EXERCISE PROMPT:
Which of the lines below contain the string "screenshot"? Copy each one.

RECORD EXTRACTS:

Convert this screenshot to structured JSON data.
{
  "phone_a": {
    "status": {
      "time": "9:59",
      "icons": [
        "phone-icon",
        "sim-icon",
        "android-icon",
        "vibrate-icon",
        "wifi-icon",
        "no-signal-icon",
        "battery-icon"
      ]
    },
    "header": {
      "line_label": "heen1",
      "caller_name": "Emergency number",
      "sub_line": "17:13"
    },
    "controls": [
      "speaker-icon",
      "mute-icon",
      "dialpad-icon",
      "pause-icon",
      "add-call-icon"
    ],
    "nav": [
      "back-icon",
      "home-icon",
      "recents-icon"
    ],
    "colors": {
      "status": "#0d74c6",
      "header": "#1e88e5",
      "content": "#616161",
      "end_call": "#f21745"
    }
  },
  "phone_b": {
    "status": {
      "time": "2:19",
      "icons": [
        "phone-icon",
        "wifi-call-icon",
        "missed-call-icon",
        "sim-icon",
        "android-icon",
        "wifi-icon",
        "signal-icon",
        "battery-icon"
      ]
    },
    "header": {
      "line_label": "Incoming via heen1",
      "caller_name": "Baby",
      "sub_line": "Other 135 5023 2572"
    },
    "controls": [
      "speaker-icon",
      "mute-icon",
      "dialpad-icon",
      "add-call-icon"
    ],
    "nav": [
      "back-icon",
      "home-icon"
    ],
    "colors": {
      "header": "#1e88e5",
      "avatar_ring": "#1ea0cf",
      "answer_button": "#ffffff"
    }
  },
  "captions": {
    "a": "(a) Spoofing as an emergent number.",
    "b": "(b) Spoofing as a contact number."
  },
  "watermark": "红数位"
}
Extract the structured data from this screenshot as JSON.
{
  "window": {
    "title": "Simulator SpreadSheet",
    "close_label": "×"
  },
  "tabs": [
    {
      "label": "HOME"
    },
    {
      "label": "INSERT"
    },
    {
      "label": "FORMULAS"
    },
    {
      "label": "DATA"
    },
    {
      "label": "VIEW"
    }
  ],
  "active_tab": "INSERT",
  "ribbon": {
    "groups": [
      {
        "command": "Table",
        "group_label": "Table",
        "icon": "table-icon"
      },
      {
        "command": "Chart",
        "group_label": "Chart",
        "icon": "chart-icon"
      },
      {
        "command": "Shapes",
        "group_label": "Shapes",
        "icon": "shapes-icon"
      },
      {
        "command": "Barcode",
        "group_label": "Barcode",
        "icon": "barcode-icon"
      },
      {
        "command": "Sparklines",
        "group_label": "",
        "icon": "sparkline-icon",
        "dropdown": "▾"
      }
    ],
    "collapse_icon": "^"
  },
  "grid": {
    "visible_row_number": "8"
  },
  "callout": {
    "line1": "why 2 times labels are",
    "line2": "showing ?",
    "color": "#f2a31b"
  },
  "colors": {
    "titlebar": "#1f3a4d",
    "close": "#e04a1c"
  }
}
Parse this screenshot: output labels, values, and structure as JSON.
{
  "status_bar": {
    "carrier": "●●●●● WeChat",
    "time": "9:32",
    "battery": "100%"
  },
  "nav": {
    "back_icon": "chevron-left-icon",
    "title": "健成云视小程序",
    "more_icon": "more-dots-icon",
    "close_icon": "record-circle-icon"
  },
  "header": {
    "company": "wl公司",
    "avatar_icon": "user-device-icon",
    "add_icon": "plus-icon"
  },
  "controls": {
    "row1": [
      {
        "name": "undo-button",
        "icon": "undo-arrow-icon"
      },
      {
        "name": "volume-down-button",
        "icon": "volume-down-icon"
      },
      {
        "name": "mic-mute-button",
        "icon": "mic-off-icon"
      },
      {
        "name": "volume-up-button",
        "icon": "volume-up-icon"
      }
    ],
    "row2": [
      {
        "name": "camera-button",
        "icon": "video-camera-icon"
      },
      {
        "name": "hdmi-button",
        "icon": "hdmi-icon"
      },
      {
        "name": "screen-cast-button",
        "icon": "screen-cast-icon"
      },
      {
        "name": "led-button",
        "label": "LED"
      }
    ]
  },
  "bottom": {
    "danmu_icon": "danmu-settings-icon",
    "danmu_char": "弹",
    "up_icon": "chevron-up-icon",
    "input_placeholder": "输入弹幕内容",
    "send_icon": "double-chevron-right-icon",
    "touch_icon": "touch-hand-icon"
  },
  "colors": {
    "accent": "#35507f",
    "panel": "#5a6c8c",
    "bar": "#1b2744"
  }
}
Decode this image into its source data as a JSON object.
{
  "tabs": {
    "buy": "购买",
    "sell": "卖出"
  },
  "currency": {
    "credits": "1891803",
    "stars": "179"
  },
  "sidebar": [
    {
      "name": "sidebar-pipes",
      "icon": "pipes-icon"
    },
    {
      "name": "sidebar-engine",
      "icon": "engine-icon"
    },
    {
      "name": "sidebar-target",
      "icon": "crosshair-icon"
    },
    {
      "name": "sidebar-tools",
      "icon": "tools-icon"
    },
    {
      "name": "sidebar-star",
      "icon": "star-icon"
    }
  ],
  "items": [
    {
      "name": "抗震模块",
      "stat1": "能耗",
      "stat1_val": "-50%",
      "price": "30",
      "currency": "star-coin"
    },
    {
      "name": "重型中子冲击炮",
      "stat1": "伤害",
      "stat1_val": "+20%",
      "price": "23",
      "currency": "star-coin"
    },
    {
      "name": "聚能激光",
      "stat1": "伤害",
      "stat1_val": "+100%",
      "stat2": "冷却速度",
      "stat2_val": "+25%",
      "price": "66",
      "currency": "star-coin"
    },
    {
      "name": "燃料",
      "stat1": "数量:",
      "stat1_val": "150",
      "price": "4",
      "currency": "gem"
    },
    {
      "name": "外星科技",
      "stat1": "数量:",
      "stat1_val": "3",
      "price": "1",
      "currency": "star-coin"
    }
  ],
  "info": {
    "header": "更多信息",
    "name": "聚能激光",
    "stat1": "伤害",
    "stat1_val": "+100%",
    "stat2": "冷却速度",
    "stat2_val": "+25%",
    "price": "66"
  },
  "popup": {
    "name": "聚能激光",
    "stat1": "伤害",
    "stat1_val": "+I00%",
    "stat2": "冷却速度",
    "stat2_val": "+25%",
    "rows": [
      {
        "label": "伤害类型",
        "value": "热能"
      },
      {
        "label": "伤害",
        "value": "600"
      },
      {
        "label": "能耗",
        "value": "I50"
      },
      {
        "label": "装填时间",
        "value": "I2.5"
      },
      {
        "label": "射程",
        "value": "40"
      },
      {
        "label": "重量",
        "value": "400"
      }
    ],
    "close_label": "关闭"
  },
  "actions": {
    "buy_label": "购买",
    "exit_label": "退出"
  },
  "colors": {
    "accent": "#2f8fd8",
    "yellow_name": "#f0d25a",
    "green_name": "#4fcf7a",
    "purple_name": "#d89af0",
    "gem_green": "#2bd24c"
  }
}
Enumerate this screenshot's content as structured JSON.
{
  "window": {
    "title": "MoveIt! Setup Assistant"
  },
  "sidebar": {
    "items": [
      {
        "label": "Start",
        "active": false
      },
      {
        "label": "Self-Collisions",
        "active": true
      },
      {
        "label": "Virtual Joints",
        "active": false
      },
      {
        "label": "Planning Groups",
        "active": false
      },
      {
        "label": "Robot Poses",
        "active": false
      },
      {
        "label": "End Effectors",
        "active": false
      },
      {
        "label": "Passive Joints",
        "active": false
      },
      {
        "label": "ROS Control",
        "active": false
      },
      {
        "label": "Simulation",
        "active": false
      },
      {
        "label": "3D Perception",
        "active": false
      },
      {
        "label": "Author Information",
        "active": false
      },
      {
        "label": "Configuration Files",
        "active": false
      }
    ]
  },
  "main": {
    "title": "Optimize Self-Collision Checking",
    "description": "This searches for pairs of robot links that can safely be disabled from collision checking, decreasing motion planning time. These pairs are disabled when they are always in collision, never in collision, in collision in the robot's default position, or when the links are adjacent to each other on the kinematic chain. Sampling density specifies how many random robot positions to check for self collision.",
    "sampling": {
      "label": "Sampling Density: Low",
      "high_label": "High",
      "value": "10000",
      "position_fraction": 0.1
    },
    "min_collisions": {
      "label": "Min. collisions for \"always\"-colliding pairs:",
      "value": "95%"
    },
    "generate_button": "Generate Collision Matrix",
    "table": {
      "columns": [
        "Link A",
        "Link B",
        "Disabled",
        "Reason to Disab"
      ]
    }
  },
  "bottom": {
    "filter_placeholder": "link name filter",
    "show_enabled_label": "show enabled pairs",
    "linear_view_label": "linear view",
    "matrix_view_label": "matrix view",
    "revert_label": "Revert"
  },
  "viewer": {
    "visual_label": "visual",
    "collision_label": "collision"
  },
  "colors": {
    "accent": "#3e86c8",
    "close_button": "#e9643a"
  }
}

SOLUTION TO THIS PROBLEM:
Convert this screenshot to structured JSON data.
Extract the structured data from this screenshot as JSON.
Parse this screenshot: output labels, values, and structure as JSON.
Enumerate this screenshot's content as structured JSON.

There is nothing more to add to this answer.